of the peaceful Boukeia valley. On a clear day, it is just possible to
make out the first range of mountains in Lebanon. To the north, one can
see the Safita Tower, which served as a beacon to the Crusaders' ships.
The Safita Cham Palace hotel stands at the foot of this monument,
dominating the surrounding valley, the stage setting for many of the
battles fought during the Crusades. Inside this fortified dream, which the
Crusaders ringed with ramparts to ensure its protection, the shadows of
va1iant knights still slip silently along the gothic arcades as if they
had only just deserted the place. While you are still shivering off this
strange sensation, you can't help but feel reassured by the singular
discovery that in this land of solitude and history, the mortal hourglass
is not filled with the sands of this desert. In Syria, time cannot be
measured, it is neither wasted nor won, it simply glides over the stones
like a smile crossing the face of the Middle East.
R A C T I C A L I N F O
France and all the other international airline companies fly
regularly to Damascus from Paris and the major European capitals
Syria is also represented by the largest tour operators, the
following are just a few of the possibilities Rev’Vacances, Clio,
Le Tourisme Français, Kuoni. Les
Amis de l'Orient, Découvrir, Ikhar, Explorateur…
C C O M M O D A T I O N
only chain of luxury hotels to cover Syria is the Cham Palaces
chain, directed by its founder and president, Doctor Osmane Aïdi
with his background in engineering,
Dr Aïdi has succeeded in bringing the same spirit and know-how to
his Syrian chain as to the Royal Monceau group in France, which he
also presides. In addition to their 5 star luxury comfort and their
international service, the hotels in the Cham chain have the
advantage of being remarkably well situated, either at the entrance
to the major sites or in the very heart of the largest stopover
The vast, air-conditioned rooms are extremely comfortable and
all have a complete bath, television, telephone and mini-bar with a
profusion of marble, the interior decoration is refined and the
style inspired from the oldest Oriental traditions. All the swimming
pools have a bar to one side offering quick and casual refreshment.

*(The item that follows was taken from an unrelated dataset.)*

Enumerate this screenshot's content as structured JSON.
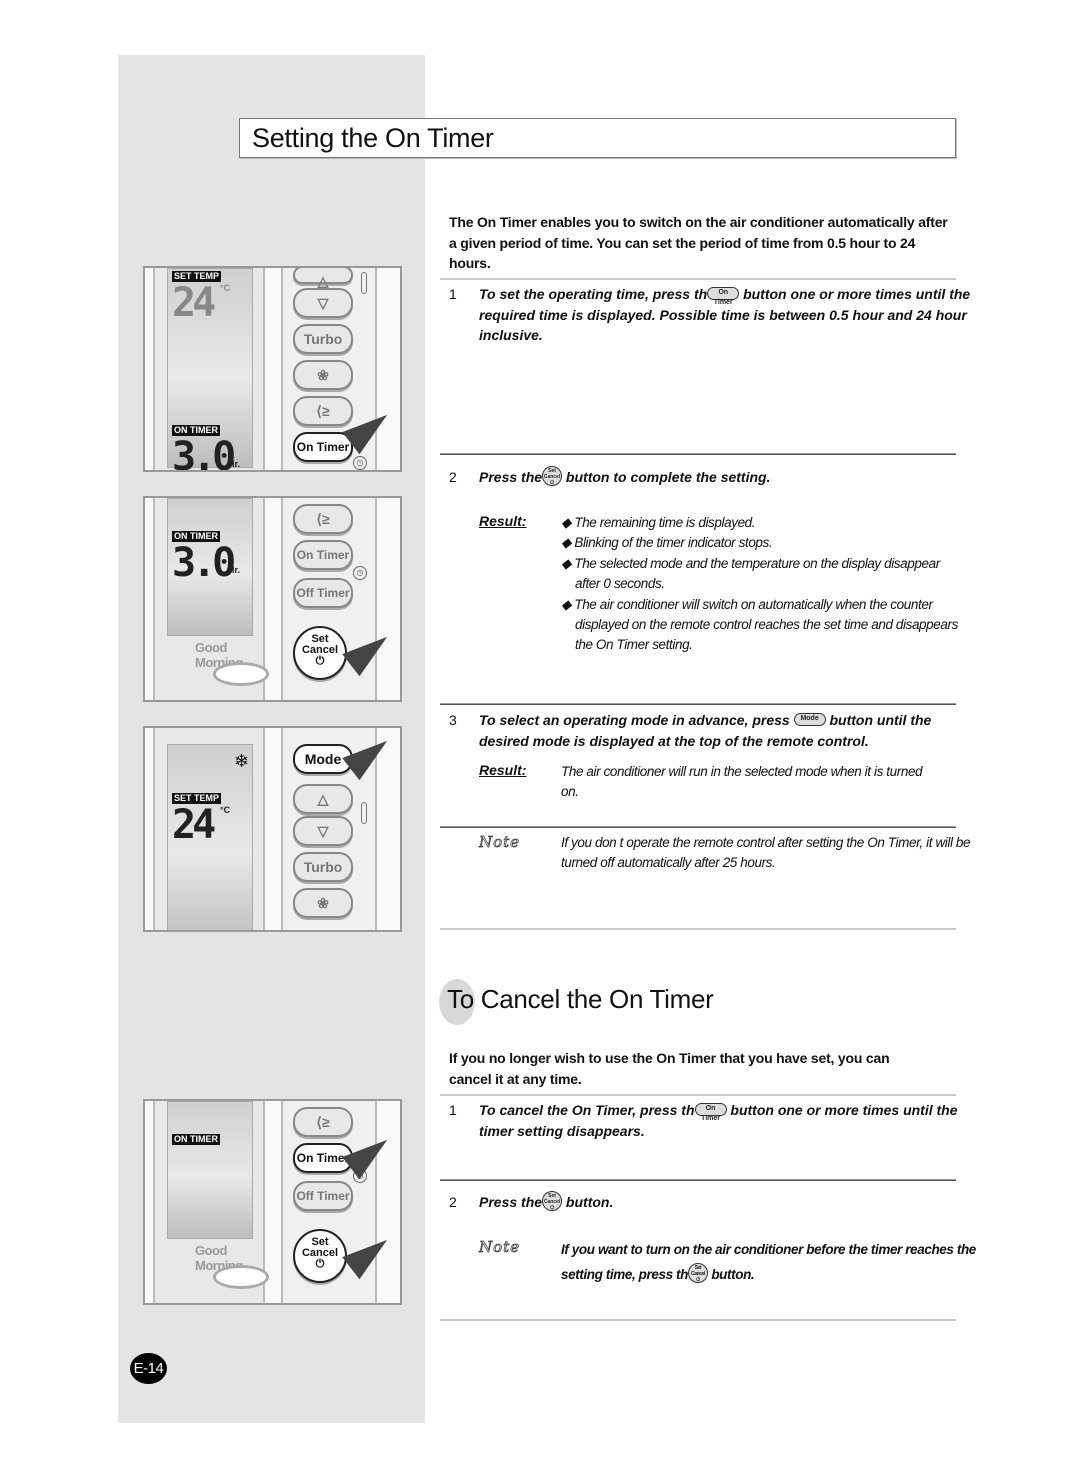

As for the evening, the Cham Palace bars and discothèques only
close after the last of the night-lifers has headed off to Luxury

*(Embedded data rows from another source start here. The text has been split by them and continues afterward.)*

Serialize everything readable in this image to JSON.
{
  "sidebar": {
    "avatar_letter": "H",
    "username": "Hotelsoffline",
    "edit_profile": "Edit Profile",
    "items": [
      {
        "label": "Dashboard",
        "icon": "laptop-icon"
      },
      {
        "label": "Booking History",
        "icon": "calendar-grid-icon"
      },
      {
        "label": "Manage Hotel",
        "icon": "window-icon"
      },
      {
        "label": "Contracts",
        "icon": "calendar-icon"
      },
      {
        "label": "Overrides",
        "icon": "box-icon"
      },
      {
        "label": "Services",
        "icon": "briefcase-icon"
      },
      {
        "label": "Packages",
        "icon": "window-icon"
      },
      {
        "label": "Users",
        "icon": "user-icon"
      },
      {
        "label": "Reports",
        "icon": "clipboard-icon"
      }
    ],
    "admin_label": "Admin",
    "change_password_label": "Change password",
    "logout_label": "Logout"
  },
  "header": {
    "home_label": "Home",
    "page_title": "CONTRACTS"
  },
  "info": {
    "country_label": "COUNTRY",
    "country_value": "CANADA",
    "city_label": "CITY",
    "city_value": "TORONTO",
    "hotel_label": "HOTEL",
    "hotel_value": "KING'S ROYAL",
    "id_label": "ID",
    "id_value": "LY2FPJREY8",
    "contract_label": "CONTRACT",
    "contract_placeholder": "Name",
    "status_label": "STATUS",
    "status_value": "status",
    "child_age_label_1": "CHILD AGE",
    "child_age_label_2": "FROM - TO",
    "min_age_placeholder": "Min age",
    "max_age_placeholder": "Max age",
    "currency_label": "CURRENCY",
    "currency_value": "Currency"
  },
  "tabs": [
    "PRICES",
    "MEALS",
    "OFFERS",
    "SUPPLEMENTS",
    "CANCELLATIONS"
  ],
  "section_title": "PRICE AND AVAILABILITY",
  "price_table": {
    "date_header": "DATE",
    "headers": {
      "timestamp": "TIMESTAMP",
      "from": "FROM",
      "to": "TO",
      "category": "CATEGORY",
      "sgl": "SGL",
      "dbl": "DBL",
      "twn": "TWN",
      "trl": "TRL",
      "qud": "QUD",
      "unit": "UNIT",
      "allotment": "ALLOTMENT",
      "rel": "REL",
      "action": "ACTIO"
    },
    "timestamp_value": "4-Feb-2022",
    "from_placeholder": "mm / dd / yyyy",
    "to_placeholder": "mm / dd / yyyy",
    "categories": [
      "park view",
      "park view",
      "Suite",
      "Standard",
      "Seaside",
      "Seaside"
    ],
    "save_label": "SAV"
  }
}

boutiques for shoppers, plus sauna, hammam, beauty salon and health
club make each hotel a city unto itself. Each establishment has its
own specialty: Damascus is famous for its magnificent lobby filled

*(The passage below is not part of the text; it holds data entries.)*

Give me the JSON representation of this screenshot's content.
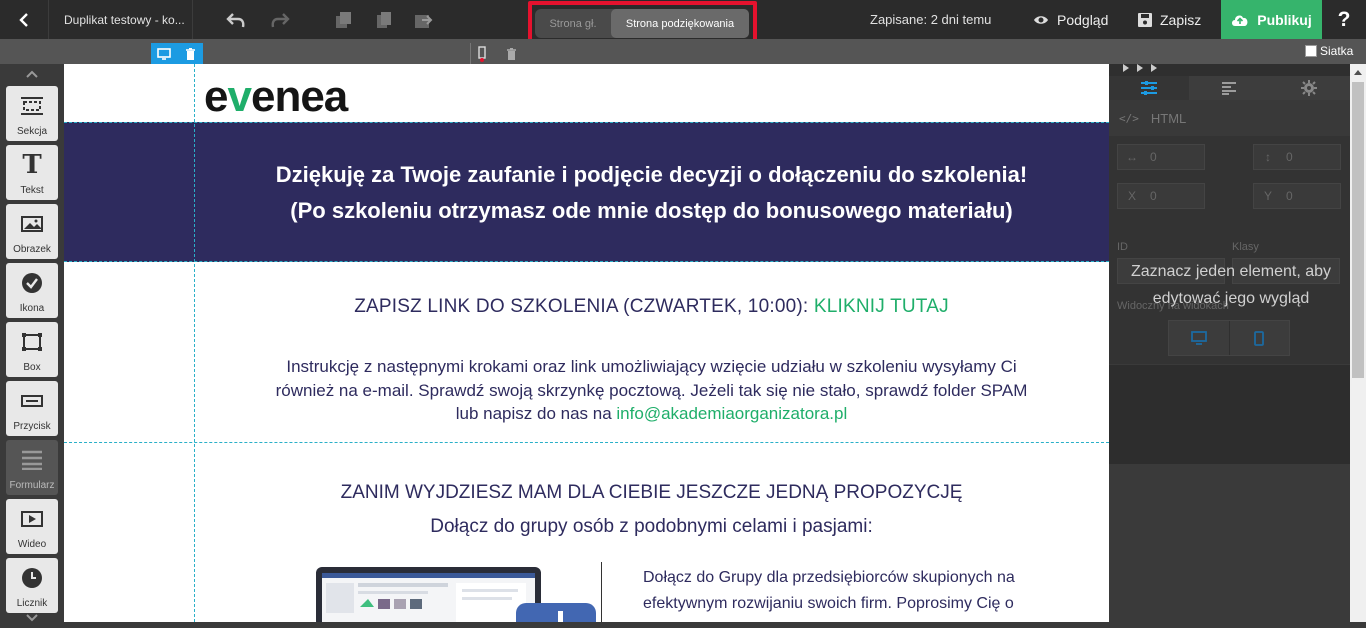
{
  "topbar": {
    "back_icon": "chevron-left-icon",
    "doc_title": "Duplikat testowy - ko...",
    "undo_icon": "undo-icon",
    "redo_icon": "redo-icon",
    "tabs": [
      {
        "label": "Strona gł."
      },
      {
        "label": "Strona podziękowania"
      }
    ],
    "saved_status": "Zapisane: 2 dni temu",
    "preview_label": "Podgląd",
    "save_label": "Zapisz",
    "publish_label": "Publikuj",
    "help_label": "?"
  },
  "subbar": {
    "grid_label": "Siatka"
  },
  "sidebar": {
    "items": [
      {
        "label": "Sekcja",
        "icon": "section-icon"
      },
      {
        "label": "Tekst",
        "icon": "text-icon"
      },
      {
        "label": "Obrazek",
        "icon": "image-icon"
      },
      {
        "label": "Ikona",
        "icon": "check-circle-icon"
      },
      {
        "label": "Box",
        "icon": "box-icon"
      },
      {
        "label": "Przycisk",
        "icon": "button-icon"
      },
      {
        "label": "Formularz",
        "icon": "form-icon"
      },
      {
        "label": "Wideo",
        "icon": "video-icon"
      },
      {
        "label": "Licznik",
        "icon": "clock-icon"
      }
    ]
  },
  "canvas": {
    "logo_text_a": "e",
    "logo_text_v": "v",
    "logo_text_b": "enea",
    "banner_line1": "Dziękuję za Twoje zaufanie i podjęcie decyzji o dołączeniu do szkolenia!",
    "banner_line2": "(Po szkoleniu otrzymasz ode mnie dostęp do bonusowego materiału)",
    "save_link_text": "ZAPISZ LINK DO SZKOLENIA (CZWARTEK, 10:00): ",
    "save_link_cta": "KLIKNIJ TUTAJ",
    "instructions": "Instrukcję z następnymi krokami oraz link umożliwiający wzięcie udziału w szkoleniu wysyłamy Ci również na e-mail. Sprawdź swoją skrzynkę pocztową. Jeżeli tak się nie stało, sprawdź folder SPAM lub napisz do nas na ",
    "email": "info@akademiaorganizatora.pl",
    "before_heading": "ZANIM WYJDZIESZ MAM DLA CIEBIE JESZCZE JEDNĄ PROPOZYCJĘ",
    "join_subheading": "Dołącz do grupy osób z podobnymi celami i pasjami:",
    "group_text": "Dołącz do Grupy dla przedsiębiorców skupionych na efektywnym rozwijaniu swoich firm. Poprosimy Cię o"
  },
  "right_panel": {
    "html_label": "HTML",
    "width_value": "0",
    "height_value": "0",
    "x_label": "X",
    "x_value": "0",
    "y_label": "Y",
    "y_value": "0",
    "id_label": "ID",
    "classes_label": "Klasy",
    "visible_label": "Widoczny na widokach",
    "overlay_text": "Zaznacz jeden element, aby edytować jego wygląd"
  },
  "colors": {
    "accent_blue": "#1c9be2",
    "publish_green": "#36b46c",
    "brand_navy": "#2e2b5e",
    "brand_green": "#1fae6a",
    "highlight_red": "#e5122e"
  }
}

with green, its Chinese restaurant (considered one of the best in
the world) and its panoramic, revolving restaurant.
Deir Ezzor for its unbeatable view over the Euphrates, its
comfort and its excellent food, Aleppo for its panoramic restaurant,
the best in the country; and Palmyra for its hot springs and its
unsurpassable views of the ruins of "the desert wife ".
The most recent hotels in the chain are Bosra and Apamée Cham
Palace in Hama, especially good for its terrace-restaurant which
overlooks the waterwheels on the Orontes river and for its splendid
decoration in pink marble columns all Cham Palace hotels, the staff
speaks fluent English and French.
H O P P I N G
||Whether you're looking for gold or
spices, silk or icons, Syria has something for you. Furniture inlaid
with mother-of-pearl, silver, jewelry, hand-blown glass, rugs,
hookahs, damask table linens and candied fruit (a specialty). For
those who love bargain hunting the Damascus antique dealers in
Sakiyyé and Hamra street and the craftsmen around the Takieh es
Sulaymanieh mosque are good quality. Among the best addresses for
quality silk brocades and damask fabrics in the Khahl Daye Bab
Charki house at nº28 Hanania street. The Aleppo souks must not be
missed. If you love embroidered dresses, you'll find the most
beautiful ones at Hashem Moushalah in the Al Haraj souk in
Aleppo. If you are afraid of being cheated, remember that the major
antique dealers also have boutiques in the big hotels. Although much
more expensive than anywhere else, they do have the advantage of
selling reliable and authentic works. But be warned, in Syria,
bargaining is a must., except for gold jewelry, which has its price
THE CITIES OF SYRIA
- ALEPPO - LATAKIA - PALMYRA -
ZABADANI - BOSRA - BANYAS -
TARTUS - ARWAD